Despite record early voting ranks among Latinos, Arizona took a giant step ahead of the nation into the quagmire of provisional and early ballot mayhem, as outraged Latino voters and allies converged on the Maricopa County Tabulation Election Center in Phoenix today, demanding clarification and proper counting of unprecedentedly massive numbers of uncounted ballots that could potentially affect the outcome of the high profile races of Sheriff Joe Arpaio and U.S. Senate candidate Richard Carmona, among others.
Winning 465, 249 votes from nearly 96 percent of precincts reporting last night, Arpaio reportedly defeated challenger Paul Penzone by nearly 10 percent. With 99.76 percent of the precincts reporting, Republican Jeff Flake reportedly defeated Carmona for the U.S. Senate, 809,283 votes to 725,831.
But that's not the end of the story.
While estimates of uncounted provisional and returned early ballots vary wildly -- from 150,00 to more than 400,000 in Maricopa County alone, and thousands more across the state -- many Arizonans are now questioning the extraordinary levels of provisional ballots issued, and numerous voters have emerged with stories of undue barriers and difficulties at the polls for Latino voters.
"We have examples of newly naturalized citizens who registered to vote only to find out a few days before the election that they were not on the voter list," Randy Parraz, President of Citizens for a Better Arizona, noted. "We have examples of others who were deemed to be age ineligible and left off the voter list but who were in fact 18 and over. We have many citizens who requested a ballot in the mail and never received it."
"This is a travesty, not just for the Latino community in Maricopa County," Petra Falcon, Executive Director of Promise Arizona in Action, said in a statement, "but for every voter in Arizona, and for every American who believes in democracy."
"Everything we believe in as Americans depends on having a fair election system we can all trust and believe in," added Falcon. "The County Recorder is right in declaring this election undecided. We promise Arizona and the country that we will do everything to make sure that all eyes are on the County Recorder as every vote is counted."

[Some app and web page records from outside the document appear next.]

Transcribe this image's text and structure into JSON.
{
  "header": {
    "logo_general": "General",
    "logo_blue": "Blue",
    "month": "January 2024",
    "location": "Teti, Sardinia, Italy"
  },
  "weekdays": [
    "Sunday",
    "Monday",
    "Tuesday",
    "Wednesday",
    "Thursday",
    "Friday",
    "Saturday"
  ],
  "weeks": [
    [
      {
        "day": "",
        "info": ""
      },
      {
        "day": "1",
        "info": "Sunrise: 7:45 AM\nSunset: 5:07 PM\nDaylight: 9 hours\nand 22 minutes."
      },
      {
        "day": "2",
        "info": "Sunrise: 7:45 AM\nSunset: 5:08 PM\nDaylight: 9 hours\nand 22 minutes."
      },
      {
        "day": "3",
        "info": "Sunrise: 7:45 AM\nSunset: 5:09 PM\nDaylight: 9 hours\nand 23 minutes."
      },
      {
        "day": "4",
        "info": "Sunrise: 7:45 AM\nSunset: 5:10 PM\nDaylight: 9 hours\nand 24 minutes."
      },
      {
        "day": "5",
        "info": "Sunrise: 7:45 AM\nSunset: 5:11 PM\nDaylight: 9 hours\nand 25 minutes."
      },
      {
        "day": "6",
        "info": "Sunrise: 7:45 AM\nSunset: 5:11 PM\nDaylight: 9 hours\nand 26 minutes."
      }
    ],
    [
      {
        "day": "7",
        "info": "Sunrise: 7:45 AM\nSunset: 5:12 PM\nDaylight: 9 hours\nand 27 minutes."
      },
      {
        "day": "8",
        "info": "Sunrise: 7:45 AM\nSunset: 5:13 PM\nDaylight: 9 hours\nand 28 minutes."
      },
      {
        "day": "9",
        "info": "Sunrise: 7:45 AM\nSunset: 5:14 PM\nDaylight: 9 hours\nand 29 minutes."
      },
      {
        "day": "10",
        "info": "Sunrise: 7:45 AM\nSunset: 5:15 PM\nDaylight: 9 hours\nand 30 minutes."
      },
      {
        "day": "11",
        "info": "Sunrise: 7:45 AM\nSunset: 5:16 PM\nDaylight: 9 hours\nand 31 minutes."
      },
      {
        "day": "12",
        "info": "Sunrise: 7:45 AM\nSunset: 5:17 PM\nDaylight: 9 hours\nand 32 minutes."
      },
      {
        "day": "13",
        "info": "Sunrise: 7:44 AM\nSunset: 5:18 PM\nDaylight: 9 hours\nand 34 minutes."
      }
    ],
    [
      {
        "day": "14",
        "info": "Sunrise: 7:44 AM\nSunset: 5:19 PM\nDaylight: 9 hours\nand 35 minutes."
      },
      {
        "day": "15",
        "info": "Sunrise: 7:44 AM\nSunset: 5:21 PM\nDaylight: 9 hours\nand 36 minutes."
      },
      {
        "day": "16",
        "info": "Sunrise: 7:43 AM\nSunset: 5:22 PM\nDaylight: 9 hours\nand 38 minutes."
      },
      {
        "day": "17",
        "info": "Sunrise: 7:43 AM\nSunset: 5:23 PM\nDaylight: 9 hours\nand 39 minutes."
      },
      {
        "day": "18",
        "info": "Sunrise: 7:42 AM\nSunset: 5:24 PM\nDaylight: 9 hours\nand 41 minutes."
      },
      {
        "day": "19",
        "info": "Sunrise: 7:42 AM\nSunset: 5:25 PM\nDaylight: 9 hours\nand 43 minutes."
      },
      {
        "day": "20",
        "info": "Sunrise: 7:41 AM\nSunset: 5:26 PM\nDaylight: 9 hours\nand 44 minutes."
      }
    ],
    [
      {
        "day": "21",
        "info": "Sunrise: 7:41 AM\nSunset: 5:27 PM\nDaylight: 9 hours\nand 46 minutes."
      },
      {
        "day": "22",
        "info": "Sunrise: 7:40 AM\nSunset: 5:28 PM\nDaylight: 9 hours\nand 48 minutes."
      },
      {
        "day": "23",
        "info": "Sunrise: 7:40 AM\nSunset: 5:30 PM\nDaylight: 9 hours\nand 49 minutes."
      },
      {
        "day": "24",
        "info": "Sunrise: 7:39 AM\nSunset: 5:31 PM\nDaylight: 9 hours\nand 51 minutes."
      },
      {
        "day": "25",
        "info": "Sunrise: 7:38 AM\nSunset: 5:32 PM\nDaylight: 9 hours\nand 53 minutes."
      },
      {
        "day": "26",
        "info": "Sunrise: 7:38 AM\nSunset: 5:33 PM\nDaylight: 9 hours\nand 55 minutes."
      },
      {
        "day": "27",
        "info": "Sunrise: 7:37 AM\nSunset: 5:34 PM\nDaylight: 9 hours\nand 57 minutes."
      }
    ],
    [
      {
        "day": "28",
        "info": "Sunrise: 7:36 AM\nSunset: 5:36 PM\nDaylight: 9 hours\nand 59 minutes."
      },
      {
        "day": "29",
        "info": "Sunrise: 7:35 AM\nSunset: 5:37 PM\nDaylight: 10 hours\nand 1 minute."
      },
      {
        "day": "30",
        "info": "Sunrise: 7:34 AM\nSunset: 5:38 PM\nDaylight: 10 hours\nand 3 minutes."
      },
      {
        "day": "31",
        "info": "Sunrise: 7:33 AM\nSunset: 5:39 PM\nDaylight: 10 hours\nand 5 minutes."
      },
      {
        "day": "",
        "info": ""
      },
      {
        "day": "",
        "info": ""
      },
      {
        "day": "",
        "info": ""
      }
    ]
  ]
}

"This is about guarding our protected right to vote," said Parraz,
While the Maricopa County Recorder has posted November 16 as the date for Provisional Ballot Status information, the various groups vowed to remain at the election office's until every vote is counted.